After one such occasion, I rounded the curve walking home from the bus stop after school and beheld a rather large chunk of recently uncovered rock that sparkled in the mid-afternoon light. I picked it up and examined it in careful detail. Having confirmed my suspicions, I tucked it under my arm and hurriedly carried it home.
With each passing step, the accolades grew louder in my mind. Over and over again, I envisioned myself proudly announcing to my family that their days of toil and sweat were forever ended because I had discovered the largest single gold nugget in history.
Fast forward an hour or two and imagine my utter disappointment when my dad got home and ruined my big moment with the news that I was the proud possessor of nothing more than a one pound chunk of worthless iron pyrite, more commonly known as “Fool’s Gold”! Utter dejected, I cast my would-be fortune aside.
Alas! Hindsight, as they say, is “twenty-twenty”. Would that I had kept that worthless chunk of mineral! Had I done so, I would now have had my revenge. But back then, of course, I had no way of knowing that the day would come when I would read an article in the news titled “'Fool's Gold' Could Actually Be Valuable in This Way, Researchers Find”
The article, written by Michael Ruiz, and published on July 30, 2020 on www.FoxNews.com, reveals that researchers at the University of Minnesota may have found a way to make “fool’s gold” far more attractive. In short, according to findings in a recently released study in the peer-reviewed Science Advances journal, they did so by making it magnetic.
According to the article:
“Most people knowledgeable in magnetism would probably say it was impossible to electrically transform a non-magnetic material into a magnetic one,” Chris Leighton, the lead researcher on the study, said in a university statement. “When we looked a little deeper, however, we saw a potential route, and made it happen.”
“Fool’s gold,” an inexpensive substance also known as pyrite, is often found in quartz veins and is used primarily to create sulfuric acid for industrial applications, according to the U.S. Geological Survey.
The University of Minnesota team had separately been researching ways to try and make new kinds of solar panels out of sulfur and iron sulfide materials, Leighton said. And they had begun looking into ways to use electrical voltages to control magnetism.

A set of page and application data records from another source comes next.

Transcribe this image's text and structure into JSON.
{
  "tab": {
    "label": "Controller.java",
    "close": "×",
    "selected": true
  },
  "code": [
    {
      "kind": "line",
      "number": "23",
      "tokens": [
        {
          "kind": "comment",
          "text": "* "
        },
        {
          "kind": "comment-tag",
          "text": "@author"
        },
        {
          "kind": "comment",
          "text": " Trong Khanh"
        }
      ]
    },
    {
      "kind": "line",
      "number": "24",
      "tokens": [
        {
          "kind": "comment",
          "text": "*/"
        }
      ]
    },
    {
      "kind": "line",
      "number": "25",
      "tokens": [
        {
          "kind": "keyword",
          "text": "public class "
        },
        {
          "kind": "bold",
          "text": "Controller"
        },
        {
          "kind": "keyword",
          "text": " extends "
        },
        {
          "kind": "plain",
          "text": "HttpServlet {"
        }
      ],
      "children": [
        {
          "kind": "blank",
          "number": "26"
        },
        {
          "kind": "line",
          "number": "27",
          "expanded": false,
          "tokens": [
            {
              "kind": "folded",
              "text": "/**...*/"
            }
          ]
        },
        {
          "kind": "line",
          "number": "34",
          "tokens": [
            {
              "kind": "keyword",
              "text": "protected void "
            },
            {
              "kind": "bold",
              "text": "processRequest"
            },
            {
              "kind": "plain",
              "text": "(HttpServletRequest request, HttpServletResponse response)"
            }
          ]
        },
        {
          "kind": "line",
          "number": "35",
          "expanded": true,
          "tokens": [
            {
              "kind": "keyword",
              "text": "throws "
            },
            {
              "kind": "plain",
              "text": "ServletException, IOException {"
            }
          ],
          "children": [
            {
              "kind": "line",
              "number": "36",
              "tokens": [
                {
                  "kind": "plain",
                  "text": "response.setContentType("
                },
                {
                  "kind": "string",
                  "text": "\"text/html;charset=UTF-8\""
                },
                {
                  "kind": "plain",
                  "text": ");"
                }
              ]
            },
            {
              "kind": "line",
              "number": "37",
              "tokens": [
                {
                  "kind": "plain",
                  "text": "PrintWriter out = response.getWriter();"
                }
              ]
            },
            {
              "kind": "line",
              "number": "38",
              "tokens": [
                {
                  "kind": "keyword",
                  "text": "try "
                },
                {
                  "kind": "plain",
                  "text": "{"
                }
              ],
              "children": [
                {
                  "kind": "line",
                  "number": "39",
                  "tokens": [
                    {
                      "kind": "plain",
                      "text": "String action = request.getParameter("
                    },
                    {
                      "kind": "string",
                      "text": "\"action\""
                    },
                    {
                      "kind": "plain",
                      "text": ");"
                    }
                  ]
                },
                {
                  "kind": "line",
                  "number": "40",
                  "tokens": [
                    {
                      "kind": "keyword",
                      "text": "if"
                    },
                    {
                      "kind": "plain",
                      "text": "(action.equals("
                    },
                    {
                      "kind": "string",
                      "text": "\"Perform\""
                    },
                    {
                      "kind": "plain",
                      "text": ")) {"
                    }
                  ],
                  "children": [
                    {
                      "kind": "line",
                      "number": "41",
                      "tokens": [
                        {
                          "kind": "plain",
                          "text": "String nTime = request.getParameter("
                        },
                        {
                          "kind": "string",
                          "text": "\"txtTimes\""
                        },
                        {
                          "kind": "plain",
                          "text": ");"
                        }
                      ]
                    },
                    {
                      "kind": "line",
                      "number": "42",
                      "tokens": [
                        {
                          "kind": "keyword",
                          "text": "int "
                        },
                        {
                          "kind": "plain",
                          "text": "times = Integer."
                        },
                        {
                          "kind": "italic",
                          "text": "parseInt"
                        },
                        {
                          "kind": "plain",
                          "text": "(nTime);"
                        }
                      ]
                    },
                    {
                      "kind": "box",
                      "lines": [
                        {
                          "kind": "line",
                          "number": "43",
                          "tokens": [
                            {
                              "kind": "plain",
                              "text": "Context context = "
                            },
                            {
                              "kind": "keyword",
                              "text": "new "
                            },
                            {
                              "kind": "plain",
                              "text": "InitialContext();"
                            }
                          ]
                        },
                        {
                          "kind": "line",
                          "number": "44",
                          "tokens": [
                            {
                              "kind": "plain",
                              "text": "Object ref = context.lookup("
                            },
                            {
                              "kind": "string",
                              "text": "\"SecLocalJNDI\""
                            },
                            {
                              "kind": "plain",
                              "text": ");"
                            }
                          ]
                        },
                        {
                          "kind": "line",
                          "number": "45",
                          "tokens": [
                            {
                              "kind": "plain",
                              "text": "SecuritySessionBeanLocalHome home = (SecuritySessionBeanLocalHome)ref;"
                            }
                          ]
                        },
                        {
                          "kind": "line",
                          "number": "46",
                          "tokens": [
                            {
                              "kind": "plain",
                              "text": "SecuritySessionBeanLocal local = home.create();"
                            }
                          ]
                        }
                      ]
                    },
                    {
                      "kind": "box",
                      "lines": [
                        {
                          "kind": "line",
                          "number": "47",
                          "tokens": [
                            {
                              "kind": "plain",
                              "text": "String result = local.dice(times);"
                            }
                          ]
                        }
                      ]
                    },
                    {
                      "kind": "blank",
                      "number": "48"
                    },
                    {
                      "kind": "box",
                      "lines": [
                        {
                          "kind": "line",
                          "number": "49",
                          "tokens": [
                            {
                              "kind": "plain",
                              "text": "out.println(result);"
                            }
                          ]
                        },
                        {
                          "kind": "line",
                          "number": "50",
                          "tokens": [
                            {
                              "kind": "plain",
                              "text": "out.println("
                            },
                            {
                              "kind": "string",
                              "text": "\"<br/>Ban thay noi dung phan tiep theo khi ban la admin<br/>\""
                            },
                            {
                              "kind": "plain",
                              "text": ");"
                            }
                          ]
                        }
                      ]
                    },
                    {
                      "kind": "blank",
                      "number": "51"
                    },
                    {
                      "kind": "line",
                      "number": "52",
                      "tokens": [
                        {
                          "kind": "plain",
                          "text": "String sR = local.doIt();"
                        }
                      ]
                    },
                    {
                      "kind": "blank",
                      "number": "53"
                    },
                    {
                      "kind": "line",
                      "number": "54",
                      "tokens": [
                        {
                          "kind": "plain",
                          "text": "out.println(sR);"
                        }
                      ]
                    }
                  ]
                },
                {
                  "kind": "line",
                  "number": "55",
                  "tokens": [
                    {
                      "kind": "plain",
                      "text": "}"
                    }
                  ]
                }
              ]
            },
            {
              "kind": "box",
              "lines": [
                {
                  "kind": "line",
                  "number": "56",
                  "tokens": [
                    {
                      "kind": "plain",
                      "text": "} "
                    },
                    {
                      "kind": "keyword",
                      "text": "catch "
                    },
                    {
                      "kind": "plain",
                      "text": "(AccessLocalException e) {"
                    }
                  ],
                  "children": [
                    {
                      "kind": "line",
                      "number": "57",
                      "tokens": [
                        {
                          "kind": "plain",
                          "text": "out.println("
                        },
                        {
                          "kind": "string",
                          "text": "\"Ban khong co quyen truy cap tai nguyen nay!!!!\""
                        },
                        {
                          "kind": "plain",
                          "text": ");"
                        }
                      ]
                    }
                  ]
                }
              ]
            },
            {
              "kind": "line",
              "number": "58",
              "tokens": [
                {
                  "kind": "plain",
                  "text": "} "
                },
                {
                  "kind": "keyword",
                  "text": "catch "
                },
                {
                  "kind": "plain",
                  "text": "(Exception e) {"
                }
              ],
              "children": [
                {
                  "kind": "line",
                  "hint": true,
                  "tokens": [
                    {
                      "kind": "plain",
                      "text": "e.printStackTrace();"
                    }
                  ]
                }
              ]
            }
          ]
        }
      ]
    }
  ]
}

“At some point, we realized we should be combining these two research directions, and it paid off,” he said.
The result is the first time that scientists have been able to take a non-magnetic material and make it magnetic, according to the university.
They used a process called “electrolyte gating” – using an electrolyte-rich solution, “comparable to Gatorade,” and small applications of electrical volts to move around molecules and make the substance magnetic.
Wow! A substance was deemed worthless; and anyone who valued it was esteemed foolish for doing so. Yet, in a moment, in the twinkling of an eye, all that changed! Now, all of a sudden, “Fool’s Gold”, iron pyrite, is esteemed valuable! Go figure!
I am reminded here of the words of the Apostle Paul in the opening chapter of his First New Testament Letter to the Corinthians (verses 18-25):
18For the message of the cross is foolishness to those who are perishing, but to us who are being saved it is the power of God. 19For it is written: “I will destroy the wisdom of the wise; the intelligence of the intelligent I will frustrate.”
20Where is the wise man? Where is the scribe? Where is the philosopher of this age? Has not God made foolish the wisdom of the world? 21For since in the wisdom of God the world through its wisdom did not know Him, God was pleased through the foolishness of what was preached to save those who believe.
22Jews demand signs and Greeks search for wisdom, 23but we preach Christ crucified, a stumbling block to Jews and foolishness to Gentiles, 24but to those who are called, both Jews and Greeks, Christ the power of God and the wisdom of God. 25For the foolishness of God is wiser than man’s wisdom, and the weakness of God is stronger than man’s strength.
Against all odds, the day has now come when an element the world has always considered foolish has suddenly become immensely valuable. In like manner, the day will most assuredly come when the world will discover that the message of the Gospel of Jesus Christ, which it has always considered foolishness, is in fact most substantial!
I may not have held on to my earthly “Fool’s Gold”. But that’s okay. Because I now possess something of immensely greater value – the Gospel of Jesus Christ! And one day, I shall exchange that for a crown of inestimable value!
All I can say is “No foolin!”